The aim of this talk is to introduce the subject of spin glasses,

and more generally the statistical mechanics of quenched disorder,

as a problem of general interest to physicists from multiple disciplines and

backgrounds. Despite years of study, the physics of quenched

disorder remains poorly understood, and represents a major gap in our

understanding of the condensed state of matter. While there are many

active areas of investigation in this field, I will narrow the focus of this

talk to our current level of understanding of the low-temperature

equilibrium structure of

realistic (i.e., finite-dimensional) spin glasses.

I will begin with a brief survey of why the subject is of interest not only

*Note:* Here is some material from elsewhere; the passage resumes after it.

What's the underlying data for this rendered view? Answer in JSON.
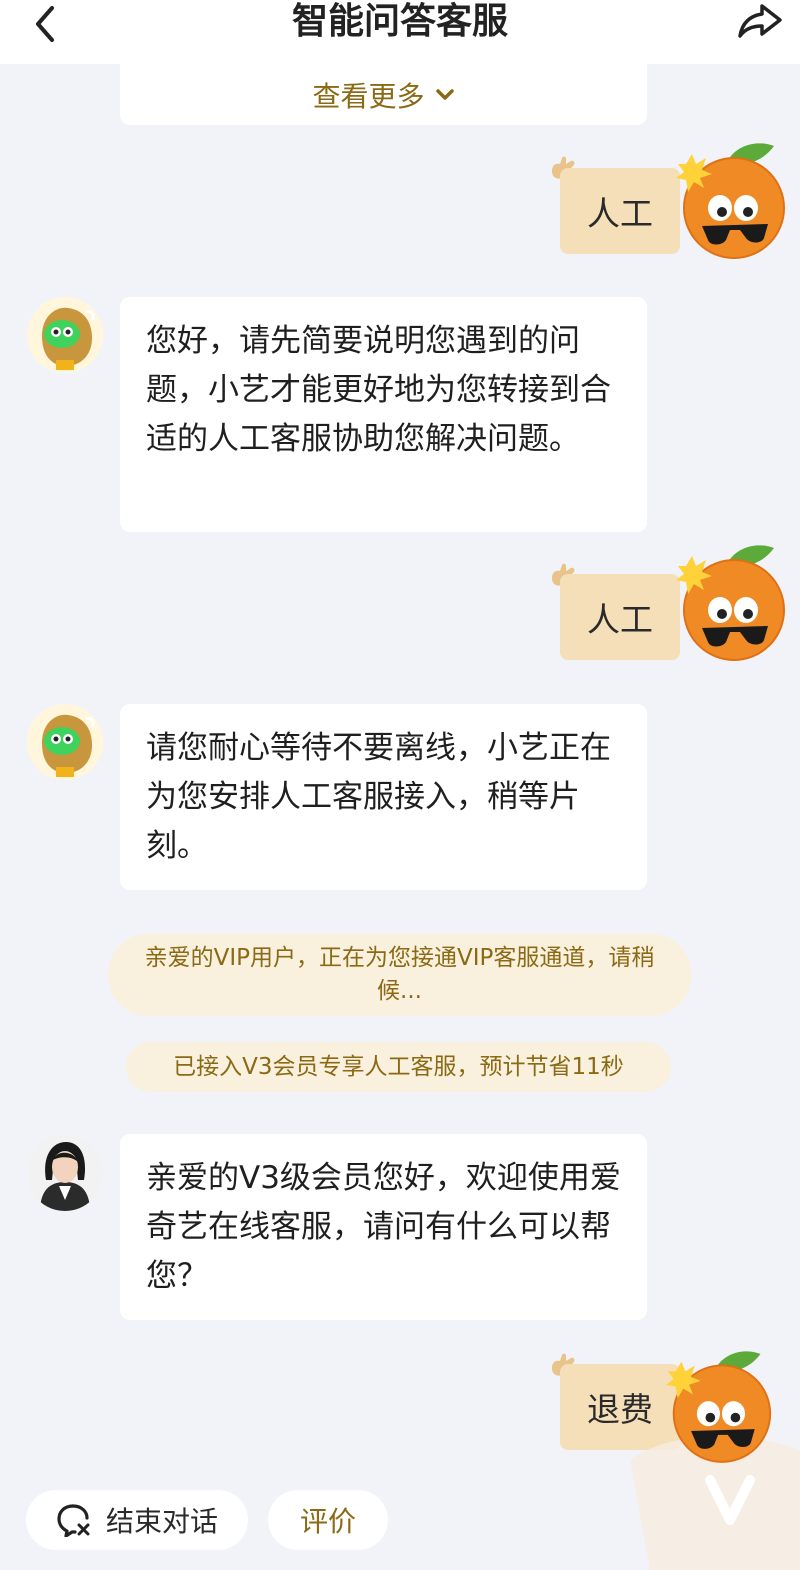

to physicists,

but also mathematicians, computer scientists, and scientists working in

other areas. A brief review of the basic features of spin glasses and what

is

known experimentally will follow. I will then turn to the problem of

understanding the nature of the spin glass phase --- if it exists.

The central question to be addressed is the nature of broken symmetry in

these systems. Parisi's replica symmetry breaking approach,

now mostly verified for mean field spin glasses, attracted great excitement

and interest as a novel and exotic form of symmetry breaking. But does it

hold also for real spin glasses in finite dimensions? This has been a

subject of intense controversy, and although the issues surrounding it have

become more sharply defined

in recent years, it remains an open question. I will explore this problem,

introducing new mathematical constructs such as the metastate along the way.

The talk will conclude with an examination of how and in which respects the

statistical mechanics of disordered systems might differ from that of

homogeneous systems.